The traditional workweek that drew 600,000 employees to Chicago’s commercial office buildings Monday through Friday before the pandemic will be replaced by a “three-and-two hybrid” with two days of remote work, a top mayoral aide predicted Wednesday.
Michael Fassnacht, newly-appointed CEO of the public-private job growth agency known as World Business Chicago, said the stay-at-home shutdown that forced employees to work from home — if they could — has created an appetite for remote work that will survive COVID-19 and all its variants.
“Long term, I believe the majority of workers will be back. But clearly, it’s a much more hybrid world. I expect that most companies will go to a three-and-two [schedule]. So you’d be required to be three days working in the office and two days working either from home or traveling,” Fassnacht said.

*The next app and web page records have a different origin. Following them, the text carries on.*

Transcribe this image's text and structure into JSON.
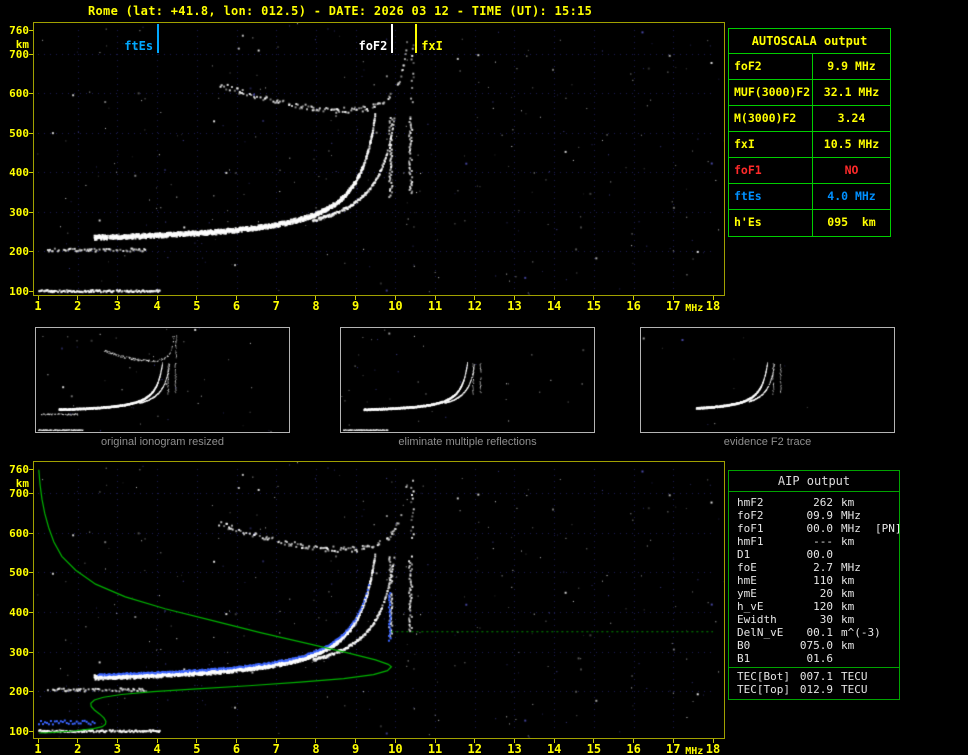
{
  "header": {
    "title": "Rome (lat: +41.8, lon: 012.5) - DATE: 2026 03 12 - TIME (UT): 15:15"
  },
  "colors": {
    "yellow": "#ffff00",
    "red": "#ff2a2a",
    "blue": "#0090ff",
    "accent_green": "#00ce00",
    "profile_green": "#00b400",
    "trace_blue": "#3a64ff",
    "axis_border": "#a0a000"
  },
  "top_plot": {
    "x_ticks": [
      "1",
      "2",
      "3",
      "4",
      "5",
      "6",
      "7",
      "8",
      "9",
      "10",
      "11",
      "12",
      "13",
      "14",
      "15",
      "16",
      "17",
      "18"
    ],
    "x_unit": "MHz",
    "y_ticks": [
      "760",
      "700",
      "600",
      "500",
      "400",
      "300",
      "200",
      "100"
    ],
    "y_unit": "km",
    "markers": [
      {
        "label": "ftEs",
        "freq_mhz": 4.0,
        "color": "#00a8ff",
        "label_side": "left"
      },
      {
        "label": "foF2",
        "freq_mhz": 9.9,
        "color": "#ffffff",
        "label_side": "left"
      },
      {
        "label": "fxI",
        "freq_mhz": 10.5,
        "color": "#ffff00",
        "label_side": "right"
      }
    ]
  },
  "thumbnails": [
    {
      "caption": "original ionogram resized"
    },
    {
      "caption": "eliminate multiple reflections"
    },
    {
      "caption": "evidence F2 trace"
    }
  ],
  "bottom_plot": {
    "x_ticks": [
      "1",
      "2",
      "3",
      "4",
      "5",
      "6",
      "7",
      "8",
      "9",
      "10",
      "11",
      "12",
      "13",
      "14",
      "15",
      "16",
      "17",
      "18"
    ],
    "x_unit": "MHz",
    "y_ticks": [
      "760",
      "700",
      "600",
      "500",
      "400",
      "300",
      "200",
      "100"
    ],
    "y_unit": "km",
    "dotted_line_h_km": 350,
    "profile_points": [
      [
        1.02,
        758
      ],
      [
        1.05,
        722
      ],
      [
        1.1,
        684
      ],
      [
        1.17,
        648
      ],
      [
        1.27,
        612
      ],
      [
        1.4,
        576
      ],
      [
        1.6,
        540
      ],
      [
        1.95,
        505
      ],
      [
        2.45,
        470
      ],
      [
        3.2,
        438
      ],
      [
        4.2,
        408
      ],
      [
        5.4,
        378
      ],
      [
        6.6,
        348
      ],
      [
        7.8,
        320
      ],
      [
        8.8,
        297
      ],
      [
        9.5,
        279
      ],
      [
        9.82,
        268
      ],
      [
        9.9,
        262
      ],
      [
        9.8,
        252
      ],
      [
        9.45,
        242
      ],
      [
        8.7,
        232
      ],
      [
        7.6,
        223
      ],
      [
        6.3,
        214
      ],
      [
        5.0,
        206
      ],
      [
        3.9,
        199
      ],
      [
        3.1,
        192
      ],
      [
        2.65,
        185
      ],
      [
        2.42,
        178
      ],
      [
        2.33,
        170
      ],
      [
        2.34,
        162
      ],
      [
        2.42,
        153
      ],
      [
        2.55,
        143
      ],
      [
        2.66,
        133
      ],
      [
        2.71,
        124
      ],
      [
        2.7,
        117
      ],
      [
        2.62,
        111
      ],
      [
        2.4,
        106
      ],
      [
        1.9,
        100
      ],
      [
        1.3,
        96
      ],
      [
        1.02,
        95
      ]
    ]
  },
  "autoscala": {
    "title": "AUTOSCALA output",
    "rows": [
      {
        "label": "foF2",
        "value": "9.9 MHz",
        "color": "#ffff00"
      },
      {
        "label": "MUF(3000)F2",
        "value": "32.1 MHz",
        "color": "#ffff00"
      },
      {
        "label": "M(3000)F2",
        "value": "3.24",
        "color": "#ffff00"
      },
      {
        "label": "fxI",
        "value": "10.5 MHz",
        "color": "#ffff00"
      },
      {
        "label": "foF1",
        "value": "NO",
        "color": "#ff2a2a"
      },
      {
        "label": "ftEs",
        "value": "4.0 MHz",
        "color": "#0090ff"
      },
      {
        "label": "h'Es",
        "value": "095  km",
        "color": "#ffff00"
      }
    ]
  },
  "aip": {
    "title": "AIP output",
    "rows": [
      {
        "label": "hmF2",
        "value": "262",
        "unit": "km"
      },
      {
        "label": "foF2",
        "value": "09.9",
        "unit": "MHz"
      },
      {
        "label": "foF1",
        "value": "00.0",
        "unit": "MHz",
        "note": "[PN]"
      },
      {
        "label": "hmF1",
        "value": "---",
        "unit": "km"
      },
      {
        "label": "D1",
        "value": "00.0",
        "unit": ""
      },
      {
        "label": "foE",
        "value": "2.7",
        "unit": "MHz"
      },
      {
        "label": "hmE",
        "value": "110",
        "unit": "km"
      },
      {
        "label": "ymE",
        "value": "20",
        "unit": "km"
      },
      {
        "label": "h_vE",
        "value": "120",
        "unit": "km"
      },
      {
        "label": "Ewidth",
        "value": "30",
        "unit": "km"
      },
      {
        "label": "DelN_vE",
        "value": "00.1",
        "unit": "m^(-3)"
      },
      {
        "label": "B0",
        "value": "075.0",
        "unit": "km"
      },
      {
        "label": "B1",
        "value": "01.6",
        "unit": ""
      }
    ],
    "tec_rows": [
      {
        "label": "TEC[Bot]",
        "value": "007.1",
        "unit": "TECU"
      },
      {
        "label": "TEC[Top]",
        "value": "012.9",
        "unit": "TECU"
      }
    ]
  }
}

In a wide-ranging interview with the Sun-Times, Fassnacht said there are “three key sources of traffic” to the downtown core: the everyday workforce, which will “change long term, but not to the extent a lot of people are predicting;” conventioneers; and tourists, both those driving from surrounding suburbs as well as others traveling from the East and West coasts.
“We have to have a much bigger share of leisure tourists than in the past,” he said.
Fassnacht noted 18 months into the pandemic, 30% to 40% of the downtown workforce has returned to the Central Business District at least three days a week.
“That’s not just a Chicago challenge. Every single city is facing this. … We cannot just go back to the pre-pandemic times. ... We have to adapt. If there are fewer people longer term coming to work, how can we keep the city attractive? How can we make sure that people come on the weekends, during the week to Chicago — not just for work?” he said.
How Chicago answers that question will go a long way toward determining whether the city’s downtown core can survive a permanent change in commuting patterns.
Fassnacht believes the answer lies in “re-inventing attractions” and filling empty commercial space along Michigan Avenue and State Street with “experiential retail.”
“Look at Starbuck’s Reserve. The Starbuck’s Reserve store on the Mag Mile is not just a coffee shop. That is experiential retail. You have people driving an hour to visit and spend money. The store is doing extremely well. You need other places like that where people say, ‘This is a destination I want to experience,’” Fassnacht told the Sun-Times.
Target took a close look at the giant hole at Water Tower Place created by Macy’s exodus, only to take a pass — to the relief of Cook County Treasurer Maria Pappas, a Mag Mile resident who considered the discount retailer not nearly highbrow enough for Chicago’s marquee shopping district.
Fassnacht refused to discuss current negotiations with Brookfield Properties, owners of Water Tower Place. He would only say that Macy’s replacement must be a “destination for people living close by, people living in the suburbs and people coming from London.”
“We have to re-frame these spaces. It’s always like, `What’s the next Macy’s moving in?’ That’s the wrong framing. The framing has to be: What is the development-attracting destinations for all of us and for people who come for conventions who will go there?”
A few years ago, downtown Ald. Brian Hopkins (2nd) blocked Dave & Buster’s from moving into Water Tower Place at the behest of local residents who feared violent groups of young people would be drawn to the gaming arcade during warm weather months.
Fassnacht was asked whether he now was thinking of a similar retailer or an entertainment venue that includes live music.
“All of the above. We have to look at everything. Ultimately, the owners of these stores will make these decisions. But we have to be creative. We have to be innovative. My key filter is, it has to be attractive and relevant. That’s what we are looking for,” he said.
“There’s a lot of interest….I will not publicly say what will happen,” he added. “I’m optimistic that the Mag Mile will be different. But it will still be a special place for people to go.”
Fassnacht called Friday’s return of Chicago’s mask mandate, triggered by a surge in cases tied to the Delta variant, a “temporary setback” that may cost Chicago’s rebounding convention and tourism industry “six to eight weeks.”
Even so, he has not altered the prediction he made to Chicago aldermen last month: That strong bookings at McCormick Place and Navy Pier mean both venues “should be back to pre-COVID numbers by the end of the year.”